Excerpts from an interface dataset
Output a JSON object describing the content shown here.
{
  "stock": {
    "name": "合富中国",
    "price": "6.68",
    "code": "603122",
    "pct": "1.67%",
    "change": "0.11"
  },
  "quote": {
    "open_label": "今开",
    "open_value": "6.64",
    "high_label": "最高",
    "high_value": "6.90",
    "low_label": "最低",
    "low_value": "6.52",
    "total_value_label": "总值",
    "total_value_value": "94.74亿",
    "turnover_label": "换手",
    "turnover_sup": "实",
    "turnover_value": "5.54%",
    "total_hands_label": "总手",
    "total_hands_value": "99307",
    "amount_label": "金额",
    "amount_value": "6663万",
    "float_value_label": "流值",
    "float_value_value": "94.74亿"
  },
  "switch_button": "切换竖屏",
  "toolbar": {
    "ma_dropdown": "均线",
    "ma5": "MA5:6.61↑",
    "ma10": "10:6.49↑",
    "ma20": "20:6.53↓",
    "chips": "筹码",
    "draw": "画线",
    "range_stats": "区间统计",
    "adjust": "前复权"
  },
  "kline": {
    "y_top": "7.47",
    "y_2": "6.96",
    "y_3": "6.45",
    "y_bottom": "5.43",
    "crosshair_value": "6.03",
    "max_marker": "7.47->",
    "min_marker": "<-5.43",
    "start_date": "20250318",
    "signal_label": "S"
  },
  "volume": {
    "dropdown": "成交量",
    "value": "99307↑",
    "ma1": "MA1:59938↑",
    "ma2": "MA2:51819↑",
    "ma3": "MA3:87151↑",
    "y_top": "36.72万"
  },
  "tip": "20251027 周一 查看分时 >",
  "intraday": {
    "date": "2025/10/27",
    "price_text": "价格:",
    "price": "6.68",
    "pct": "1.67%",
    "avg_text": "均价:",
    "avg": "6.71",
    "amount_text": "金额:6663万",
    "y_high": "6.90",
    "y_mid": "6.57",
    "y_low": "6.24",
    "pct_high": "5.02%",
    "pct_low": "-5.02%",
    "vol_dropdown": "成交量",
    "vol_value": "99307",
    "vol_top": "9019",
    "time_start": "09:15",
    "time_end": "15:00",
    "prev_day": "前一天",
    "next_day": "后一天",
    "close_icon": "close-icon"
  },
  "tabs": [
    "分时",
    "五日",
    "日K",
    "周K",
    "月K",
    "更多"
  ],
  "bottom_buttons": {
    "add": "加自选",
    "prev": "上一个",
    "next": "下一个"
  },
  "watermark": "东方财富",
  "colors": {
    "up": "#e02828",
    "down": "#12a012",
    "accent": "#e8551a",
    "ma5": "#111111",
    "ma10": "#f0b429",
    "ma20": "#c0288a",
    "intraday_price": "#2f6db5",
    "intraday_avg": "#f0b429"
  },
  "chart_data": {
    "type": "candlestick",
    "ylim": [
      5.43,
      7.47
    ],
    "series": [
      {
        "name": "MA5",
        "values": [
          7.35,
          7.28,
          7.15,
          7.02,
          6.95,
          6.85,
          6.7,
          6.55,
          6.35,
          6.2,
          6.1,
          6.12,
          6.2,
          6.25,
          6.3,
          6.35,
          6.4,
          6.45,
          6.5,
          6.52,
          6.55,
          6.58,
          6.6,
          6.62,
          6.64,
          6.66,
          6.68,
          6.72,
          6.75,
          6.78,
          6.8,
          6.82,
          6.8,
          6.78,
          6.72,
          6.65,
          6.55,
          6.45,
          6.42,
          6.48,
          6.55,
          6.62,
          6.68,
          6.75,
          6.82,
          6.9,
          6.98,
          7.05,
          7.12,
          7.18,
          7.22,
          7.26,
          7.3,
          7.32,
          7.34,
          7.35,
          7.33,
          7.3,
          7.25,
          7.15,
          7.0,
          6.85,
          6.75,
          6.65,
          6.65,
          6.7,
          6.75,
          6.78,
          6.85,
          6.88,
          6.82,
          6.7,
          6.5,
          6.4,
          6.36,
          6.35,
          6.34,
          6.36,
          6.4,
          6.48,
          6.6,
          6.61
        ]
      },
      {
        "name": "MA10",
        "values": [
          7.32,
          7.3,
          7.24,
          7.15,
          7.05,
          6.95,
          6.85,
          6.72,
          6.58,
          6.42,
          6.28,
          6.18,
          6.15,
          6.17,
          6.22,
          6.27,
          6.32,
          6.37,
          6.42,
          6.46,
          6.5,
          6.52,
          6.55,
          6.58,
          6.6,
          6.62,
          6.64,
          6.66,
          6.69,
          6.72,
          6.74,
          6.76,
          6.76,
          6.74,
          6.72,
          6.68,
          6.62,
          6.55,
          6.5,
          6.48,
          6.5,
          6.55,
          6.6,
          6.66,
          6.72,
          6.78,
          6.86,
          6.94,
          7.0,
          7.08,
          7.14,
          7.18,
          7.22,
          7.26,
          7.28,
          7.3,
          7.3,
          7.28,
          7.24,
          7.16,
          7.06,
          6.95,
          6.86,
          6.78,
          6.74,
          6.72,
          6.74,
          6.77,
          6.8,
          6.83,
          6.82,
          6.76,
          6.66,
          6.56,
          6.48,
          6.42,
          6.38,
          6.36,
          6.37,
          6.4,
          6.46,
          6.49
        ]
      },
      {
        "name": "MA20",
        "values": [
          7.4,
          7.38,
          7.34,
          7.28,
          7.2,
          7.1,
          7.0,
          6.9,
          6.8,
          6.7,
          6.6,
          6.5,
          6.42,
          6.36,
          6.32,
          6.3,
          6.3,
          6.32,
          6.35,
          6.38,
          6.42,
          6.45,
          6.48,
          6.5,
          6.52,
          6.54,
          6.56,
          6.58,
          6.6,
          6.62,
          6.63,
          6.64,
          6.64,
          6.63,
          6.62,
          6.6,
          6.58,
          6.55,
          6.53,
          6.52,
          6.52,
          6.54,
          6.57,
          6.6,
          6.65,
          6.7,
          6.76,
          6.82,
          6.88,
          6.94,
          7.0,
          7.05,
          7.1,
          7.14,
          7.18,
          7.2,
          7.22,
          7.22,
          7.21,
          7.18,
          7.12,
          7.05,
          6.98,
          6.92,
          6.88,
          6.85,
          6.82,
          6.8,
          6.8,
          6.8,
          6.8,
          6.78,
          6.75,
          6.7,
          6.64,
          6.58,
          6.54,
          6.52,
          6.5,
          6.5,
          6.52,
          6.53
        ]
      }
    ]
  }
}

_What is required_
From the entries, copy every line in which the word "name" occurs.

_Exercise result_
    "name": "合富中国",
        "name": "MA5",
        "name": "MA10",
        "name": "MA20",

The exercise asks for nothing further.